Appellate Review Without Reporter's Record

In a case called In re: A.S., a divided Beaumont Court of Appeals affirmed a trial court's termination of parental rights without a reporter's record.  The majority said that it could tell that the appeal would be frivolous based upon the record from a post-trial hearing.
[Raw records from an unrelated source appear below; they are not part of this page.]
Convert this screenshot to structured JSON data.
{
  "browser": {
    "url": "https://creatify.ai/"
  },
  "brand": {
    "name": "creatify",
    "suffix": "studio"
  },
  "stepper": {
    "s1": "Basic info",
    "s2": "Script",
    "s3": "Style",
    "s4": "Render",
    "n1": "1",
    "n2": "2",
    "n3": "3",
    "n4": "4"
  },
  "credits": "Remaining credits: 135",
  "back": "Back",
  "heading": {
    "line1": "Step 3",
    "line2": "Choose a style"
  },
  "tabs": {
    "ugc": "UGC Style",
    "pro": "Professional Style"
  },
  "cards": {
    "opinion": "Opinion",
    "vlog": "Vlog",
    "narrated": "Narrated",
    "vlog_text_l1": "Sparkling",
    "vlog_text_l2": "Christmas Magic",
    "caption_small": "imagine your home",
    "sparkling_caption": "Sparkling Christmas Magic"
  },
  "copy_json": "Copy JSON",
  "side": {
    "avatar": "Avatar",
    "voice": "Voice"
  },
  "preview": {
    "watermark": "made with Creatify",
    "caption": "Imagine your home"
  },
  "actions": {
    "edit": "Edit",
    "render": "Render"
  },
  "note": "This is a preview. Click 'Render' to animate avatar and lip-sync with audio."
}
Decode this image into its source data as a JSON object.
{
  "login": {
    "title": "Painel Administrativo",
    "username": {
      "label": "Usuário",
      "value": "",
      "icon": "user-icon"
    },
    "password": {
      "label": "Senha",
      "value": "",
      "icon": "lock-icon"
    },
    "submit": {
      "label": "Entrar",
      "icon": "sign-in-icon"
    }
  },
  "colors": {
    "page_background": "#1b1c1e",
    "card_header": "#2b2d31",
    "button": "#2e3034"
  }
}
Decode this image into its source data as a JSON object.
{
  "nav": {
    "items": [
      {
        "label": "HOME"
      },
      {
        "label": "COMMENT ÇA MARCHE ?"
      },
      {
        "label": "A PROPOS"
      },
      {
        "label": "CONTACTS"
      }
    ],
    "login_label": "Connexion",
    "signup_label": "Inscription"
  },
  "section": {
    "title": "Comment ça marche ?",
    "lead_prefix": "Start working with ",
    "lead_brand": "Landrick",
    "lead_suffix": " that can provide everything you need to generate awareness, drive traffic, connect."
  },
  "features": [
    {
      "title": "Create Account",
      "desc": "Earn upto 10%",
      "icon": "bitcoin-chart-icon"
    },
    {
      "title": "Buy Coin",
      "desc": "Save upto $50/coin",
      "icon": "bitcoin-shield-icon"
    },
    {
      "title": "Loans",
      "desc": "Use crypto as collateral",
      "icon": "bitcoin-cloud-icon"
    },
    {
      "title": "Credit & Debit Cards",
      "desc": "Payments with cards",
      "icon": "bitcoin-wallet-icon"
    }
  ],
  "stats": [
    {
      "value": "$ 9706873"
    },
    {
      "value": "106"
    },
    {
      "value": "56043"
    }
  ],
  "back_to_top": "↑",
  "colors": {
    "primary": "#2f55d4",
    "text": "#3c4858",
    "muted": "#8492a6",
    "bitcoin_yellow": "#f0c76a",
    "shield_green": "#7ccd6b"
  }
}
The majority refused the appellant's request that the trial itself be transcribed before considering the appeal.

This is an astounding decision.  At the post-trial hearing, counsel for the Texas Department of Family and Protective Services (TDFPS) told the trial court what the evidence had been at trial.  The parent's appellate attorney, who did not try the case, was unable to respond with any particularity.  Although the appellate attorney had spoken with the attorney who represented the parent at trial, the appellate attorney had no opportunity to review the trial evidence - by reviewing the reporter's record - because the Beaumont Court's majority decided it didn't need the reporter's record to conclude that the appeal was frivolous. 

Thus, the Court's majority decided the appeal of a termination case based on the recollection of the attorney for TDFPS of what the evidence at trial showed.

In dissent, Justice Gaultney put the matter bluntly:  "An appellate court cannot determine whether a factual sufficiency issue is frivolous without reviewing the evidence."  Citing a United States Supreme Court opinion, Justice Gaultney further inquired how an appellate attorney could "adequately challenge a frivolous finding on a factual sufficiency issue without access to a reporter’s record."

We hope that the appellate attorney files a petition for review with the Texas Supreme Court.  Cutting corners when it comes to due process undermines confidence in the judicial system.